Exercise — Print each entry precisely; exclude the pictures.

[Data about app and page elements]
=====

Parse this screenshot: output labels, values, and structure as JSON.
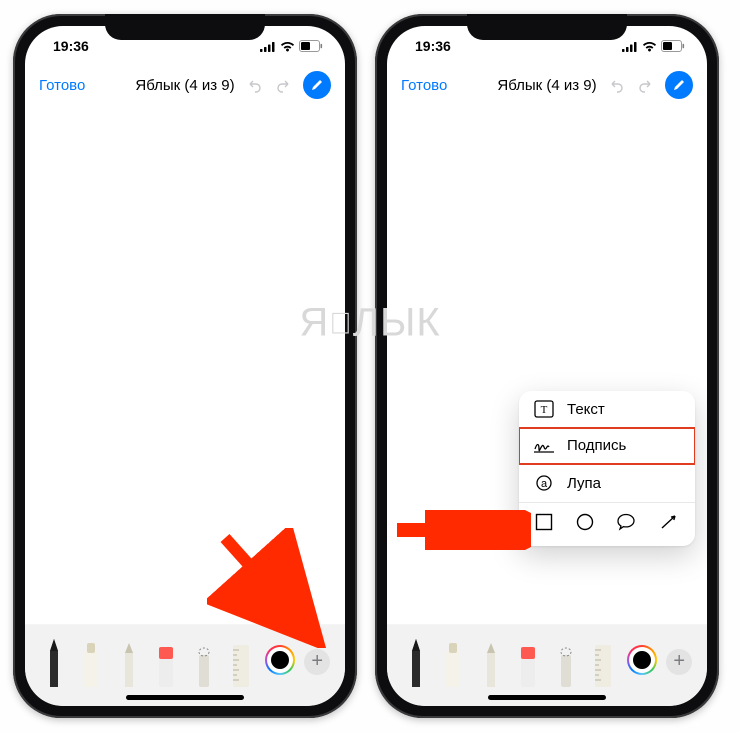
{
  "status": {
    "time": "19:36"
  },
  "nav": {
    "done": "Готово",
    "title": "Яблык (4 из 9)"
  },
  "menu": {
    "text": "Текст",
    "signature": "Подпись",
    "magnifier": "Лупа"
  },
  "watermark": {
    "left": "Я",
    "right": "ЛЫК"
  }
}
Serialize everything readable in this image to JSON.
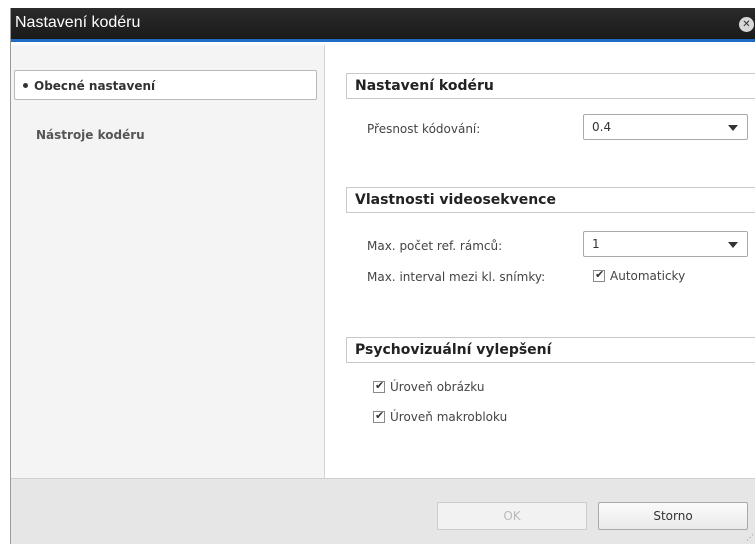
{
  "window": {
    "title": "Nastavení kodéru",
    "close_glyph": "✕"
  },
  "sidebar": {
    "items": [
      {
        "label": "Obecné nastavení",
        "active": true
      },
      {
        "label": "Nástroje kodéru",
        "active": false
      }
    ]
  },
  "sections": {
    "encoder": {
      "header": "Nastavení kodéru",
      "precision_label": "Přesnost kódování:",
      "precision_value": "0.4"
    },
    "video": {
      "header": "Vlastnosti videosekvence",
      "refframes_label": "Max. počet ref. rámců:",
      "refframes_value": "1",
      "keyint_label": "Max. interval mezi kl. snímky:",
      "keyint_checkbox_label": "Automaticky",
      "keyint_checked": true
    },
    "psycho": {
      "header": "Psychovizuální vylepšení",
      "picture_label": "Úroveň obrázku",
      "picture_checked": true,
      "macroblock_label": "Úroveň makrobloku",
      "macroblock_checked": true
    }
  },
  "footer": {
    "ok_label": "OK",
    "cancel_label": "Storno",
    "grip_glyph": "⋰"
  },
  "colors": {
    "title_bg": "#1a1a1a",
    "accent": "#1f6cc4",
    "sidebar_bg": "#f4f4f4",
    "footer_bg": "#e6e6e6"
  },
  "icons": {
    "close": "close-icon",
    "dropdown": "chevron-down-icon",
    "check": "checkmark-icon",
    "bullet": "bullet-icon",
    "resize": "resize-grip-icon"
  }
}
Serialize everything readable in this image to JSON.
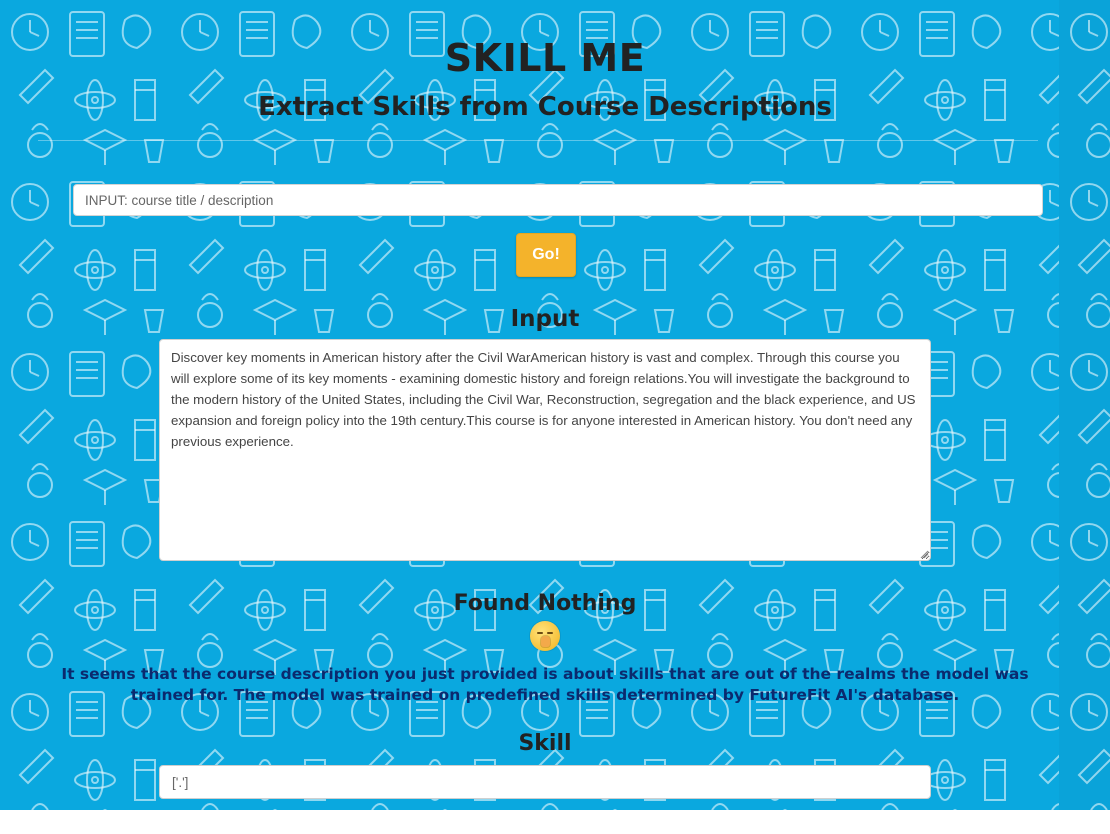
{
  "header": {
    "title": "SKILL ME",
    "subtitle": "Extract Skills from Course Descriptions"
  },
  "search": {
    "placeholder": "INPUT: course title / description",
    "value": ""
  },
  "go_button": {
    "label": "Go!"
  },
  "input_section": {
    "heading": "Input",
    "description": "Discover key moments in American history after the Civil WarAmerican history is vast and complex. Through this course you will explore some of its key moments - examining domestic history and foreign relations.You will investigate the background to the modern history of the United States, including the Civil War, Reconstruction, segregation and the black experience, and US expansion and foreign policy into the 19th century.This course is for anyone interested in American history. You don't need any previous experience."
  },
  "result": {
    "heading": "Found Nothing",
    "emoji_icon": "shushing-face-icon",
    "message": "It seems that the course description you just provided is about skills that are out of the realms the model was trained for. The model was trained on predefined skills determined by FutureFit AI's database."
  },
  "skill_section": {
    "heading": "Skill",
    "value": "['.']"
  },
  "colors": {
    "background": "#0aa8df",
    "button": "#f4b32b",
    "heading_text": "#222222",
    "message_text": "#0b2a6e"
  }
}
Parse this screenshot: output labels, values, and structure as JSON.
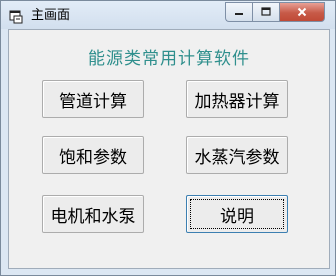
{
  "window": {
    "title": "主画面"
  },
  "titlebar_controls": {
    "minimize_icon": "minimize-icon",
    "maximize_icon": "maximize-icon",
    "close_icon": "close-icon"
  },
  "heading": "能源类常用计算软件",
  "buttons": [
    {
      "label": "管道计算"
    },
    {
      "label": "加热器计算"
    },
    {
      "label": "饱和参数"
    },
    {
      "label": "水蒸汽参数"
    },
    {
      "label": "电机和水泵"
    },
    {
      "label": "说明"
    }
  ],
  "colors": {
    "heading": "#2f8f8d",
    "close_button": "#c75a48",
    "window_frame": "#dce7f3"
  }
}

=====

Exercise response —
Parse this screenshot: output labels, values, and structure as JSON.
{
  "status": {
    "time": "19:36"
  },
  "nav": {
    "done": "Готово",
    "title": "Яблык (4 из 9)"
  },
  "menu": {
    "text": "Текст",
    "signature": "Подпись",
    "magnifier": "Лупа"
  },
  "watermark": {
    "left": "Я",
    "right": "ЛЫК"
  }
}
Serialize everything readable in this image to JSON.
{
  "window": {
    "title": "Nastavení kodéru",
    "close_glyph": "✕"
  },
  "sidebar": {
    "items": [
      {
        "label": "Obecné nastavení",
        "active": true
      },
      {
        "label": "Nástroje kodéru",
        "active": false
      }
    ]
  },
  "sections": {
    "encoder": {
      "header": "Nastavení kodéru",
      "precision_label": "Přesnost kódování:",
      "precision_value": "0.4"
    },
    "video": {
      "header": "Vlastnosti videosekvence",
      "refframes_label": "Max. počet ref. rámců:",
      "refframes_value": "1",
      "keyint_label": "Max. interval mezi kl. snímky:",
      "keyint_checkbox_label": "Automaticky",
      "keyint_checked": true
    },
    "psycho": {
      "header": "Psychovizuální vylepšení",
      "picture_label": "Úroveň obrázku",
      "picture_checked": true,
      "macroblock_label": "Úroveň makrobloku",
      "macroblock_checked": true
    }
  },
  "footer": {
    "ok_label": "OK",
    "cancel_label": "Storno",
    "grip_glyph": "⋰"
  },
  "colors": {
    "title_bg": "#1a1a1a",
    "accent": "#1f6cc4",
    "sidebar_bg": "#f4f4f4",
    "footer_bg": "#e6e6e6"
  },
  "icons": {
    "close": "close-icon",
    "dropdown": "chevron-down-icon",
    "check": "checkmark-icon",
    "bullet": "bullet-icon",
    "resize": "resize-grip-icon"
  }
}
Serialize everything readable in this image to JSON.
{
  "header": {
    "title": "SKILL ME",
    "subtitle": "Extract Skills from Course Descriptions"
  },
  "search": {
    "placeholder": "INPUT: course title / description",
    "value": ""
  },
  "go_button": {
    "label": "Go!"
  },
  "input_section": {
    "heading": "Input",
    "description": "Discover key moments in American history after the Civil WarAmerican history is vast and complex. Through this course you will explore some of its key moments - examining domestic history and foreign relations.You will investigate the background to the modern history of the United States, including the Civil War, Reconstruction, segregation and the black experience, and US expansion and foreign policy into the 19th century.This course is for anyone interested in American history. You don't need any previous experience."
  },
  "result": {
    "heading": "Found Nothing",
    "emoji_icon": "shushing-face-icon",
    "message": "It seems that the course description you just provided is about skills that are out of the realms the model was trained for. The model was trained on predefined skills determined by FutureFit AI's database."
  },
  "skill_section": {
    "heading": "Skill",
    "value": "['.']"
  },
  "colors": {
    "background": "#0aa8df",
    "button": "#f4b32b",
    "heading_text": "#222222",
    "message_text": "#0b2a6e"
  }
}
Parse this screenshot: output labels, values, and structure as JSON.
{
  "window": {
    "title": "主画面"
  },
  "titlebar_controls": {
    "minimize_icon": "minimize-icon",
    "maximize_icon": "maximize-icon",
    "close_icon": "close-icon"
  },
  "heading": "能源类常用计算软件",
  "buttons": [
    {
      "label": "管道计算"
    },
    {
      "label": "加热器计算"
    },
    {
      "label": "饱和参数"
    },
    {
      "label": "水蒸汽参数"
    },
    {
      "label": "电机和水泵"
    },
    {
      "label": "说明"
    }
  ],
  "colors": {
    "heading": "#2f8f8d",
    "close_button": "#c75a48",
    "window_frame": "#dce7f3"
  }
}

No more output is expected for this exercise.